** EXERCISE INSTRUCTIONS **
Reproduce every line in the material below that holds "label".

** LISTED ENTRIES **
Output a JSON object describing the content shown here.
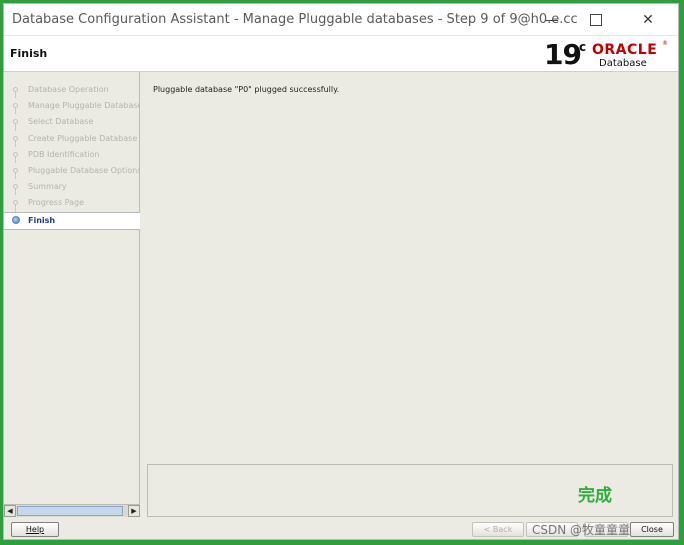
{
  "window": {
    "title": "Database Configuration Assistant - Manage Pluggable databases - Step 9 of 9@h0.e.cc",
    "controls": {
      "minimize": "minimize",
      "maximize": "maximize",
      "close": "✕"
    }
  },
  "header": {
    "page_title": "Finish",
    "brand": {
      "version_number": "19",
      "version_suffix": "c",
      "vendor": "ORACLE",
      "registered": "®",
      "product": "Database"
    }
  },
  "sidebar": {
    "steps": [
      {
        "label": "Database Operation",
        "state": "done"
      },
      {
        "label": "Manage Pluggable Database",
        "state": "done"
      },
      {
        "label": "Select Database",
        "state": "done"
      },
      {
        "label": "Create Pluggable Database",
        "state": "done"
      },
      {
        "label": "PDB Identification",
        "state": "done"
      },
      {
        "label": "Pluggable Database Options",
        "state": "done"
      },
      {
        "label": "Summary",
        "state": "done"
      },
      {
        "label": "Progress Page",
        "state": "done"
      },
      {
        "label": "Finish",
        "state": "active"
      }
    ],
    "scroll": {
      "left": "◀",
      "right": "▶"
    }
  },
  "content": {
    "message": "Pluggable database \"P0\" plugged successfully.",
    "overlay_text": "完成"
  },
  "buttons": {
    "help": "Help",
    "back": "< Back",
    "next": "",
    "finish": "",
    "close": "Close"
  },
  "watermark": "CSDN @牧童童童",
  "colors": {
    "outer_border": "#2f9e3f",
    "oracle_red": "#c00000",
    "active_step": "#1b3f8a",
    "overlay_green": "#2fae3e"
  }
}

** RESPONSE TO THE EXERCISE **
        "label": "Database Operation",
        "label": "Manage Pluggable Database",
        "label": "Select Database",
        "label": "Create Pluggable Database",
        "label": "PDB Identification",
        "label": "Pluggable Database Options",
        "label": "Summary",
        "label": "Progress Page",
        "label": "Finish",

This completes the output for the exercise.